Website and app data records
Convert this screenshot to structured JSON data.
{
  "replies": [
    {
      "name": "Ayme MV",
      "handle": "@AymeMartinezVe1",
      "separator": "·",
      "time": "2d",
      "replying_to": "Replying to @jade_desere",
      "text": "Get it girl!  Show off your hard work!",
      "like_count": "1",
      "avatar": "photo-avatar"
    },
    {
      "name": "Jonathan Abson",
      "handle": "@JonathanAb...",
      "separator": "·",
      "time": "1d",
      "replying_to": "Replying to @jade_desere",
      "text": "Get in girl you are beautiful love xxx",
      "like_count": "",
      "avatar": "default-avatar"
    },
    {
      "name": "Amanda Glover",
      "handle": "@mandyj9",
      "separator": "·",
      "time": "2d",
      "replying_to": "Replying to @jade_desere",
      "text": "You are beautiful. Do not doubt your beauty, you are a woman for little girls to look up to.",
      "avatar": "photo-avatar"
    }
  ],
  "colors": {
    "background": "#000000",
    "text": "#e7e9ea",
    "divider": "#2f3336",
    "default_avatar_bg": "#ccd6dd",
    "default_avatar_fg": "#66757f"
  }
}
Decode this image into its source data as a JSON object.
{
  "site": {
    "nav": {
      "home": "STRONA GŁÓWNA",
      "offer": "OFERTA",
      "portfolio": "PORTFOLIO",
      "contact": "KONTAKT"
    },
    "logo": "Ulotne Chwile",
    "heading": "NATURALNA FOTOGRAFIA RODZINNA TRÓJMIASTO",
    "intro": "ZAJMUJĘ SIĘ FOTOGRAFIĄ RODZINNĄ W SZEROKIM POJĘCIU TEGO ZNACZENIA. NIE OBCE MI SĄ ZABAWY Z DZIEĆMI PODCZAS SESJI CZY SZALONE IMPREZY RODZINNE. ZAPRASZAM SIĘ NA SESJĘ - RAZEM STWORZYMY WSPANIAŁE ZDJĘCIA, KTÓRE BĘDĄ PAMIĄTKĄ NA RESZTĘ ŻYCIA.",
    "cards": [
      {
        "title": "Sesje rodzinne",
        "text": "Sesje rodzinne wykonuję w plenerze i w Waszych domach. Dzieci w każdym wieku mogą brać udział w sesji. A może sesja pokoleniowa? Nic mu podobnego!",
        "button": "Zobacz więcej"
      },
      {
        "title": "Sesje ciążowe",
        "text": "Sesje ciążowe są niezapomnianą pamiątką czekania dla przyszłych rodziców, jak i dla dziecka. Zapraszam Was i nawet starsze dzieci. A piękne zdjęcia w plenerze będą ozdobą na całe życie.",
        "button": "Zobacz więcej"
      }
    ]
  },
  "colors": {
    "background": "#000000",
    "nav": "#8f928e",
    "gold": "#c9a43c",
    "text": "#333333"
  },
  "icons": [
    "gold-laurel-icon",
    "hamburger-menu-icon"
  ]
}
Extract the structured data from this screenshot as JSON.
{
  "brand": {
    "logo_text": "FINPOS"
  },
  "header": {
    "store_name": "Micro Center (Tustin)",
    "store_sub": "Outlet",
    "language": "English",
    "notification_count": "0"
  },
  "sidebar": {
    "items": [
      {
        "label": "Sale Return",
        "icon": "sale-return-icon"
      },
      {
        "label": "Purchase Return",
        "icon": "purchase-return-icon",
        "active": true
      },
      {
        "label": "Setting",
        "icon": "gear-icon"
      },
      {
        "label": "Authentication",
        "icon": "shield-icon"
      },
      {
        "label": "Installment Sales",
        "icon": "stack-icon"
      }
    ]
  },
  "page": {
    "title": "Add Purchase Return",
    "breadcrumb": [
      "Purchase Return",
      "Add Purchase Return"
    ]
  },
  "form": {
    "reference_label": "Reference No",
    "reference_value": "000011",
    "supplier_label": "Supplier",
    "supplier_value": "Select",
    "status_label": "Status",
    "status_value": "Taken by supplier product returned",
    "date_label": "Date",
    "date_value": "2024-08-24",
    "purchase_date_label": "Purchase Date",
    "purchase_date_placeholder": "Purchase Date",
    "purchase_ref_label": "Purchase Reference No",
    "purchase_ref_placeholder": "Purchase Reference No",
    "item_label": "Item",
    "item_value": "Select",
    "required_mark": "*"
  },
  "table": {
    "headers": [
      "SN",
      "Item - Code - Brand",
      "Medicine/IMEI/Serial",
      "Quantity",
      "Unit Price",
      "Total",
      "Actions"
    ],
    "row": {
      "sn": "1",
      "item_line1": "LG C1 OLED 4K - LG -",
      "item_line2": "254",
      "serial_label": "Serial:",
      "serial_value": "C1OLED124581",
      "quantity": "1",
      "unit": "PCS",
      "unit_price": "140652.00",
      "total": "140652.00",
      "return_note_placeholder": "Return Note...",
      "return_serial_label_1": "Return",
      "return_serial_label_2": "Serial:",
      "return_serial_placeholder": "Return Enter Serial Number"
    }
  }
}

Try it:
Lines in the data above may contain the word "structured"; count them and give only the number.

Result of this exercise:
2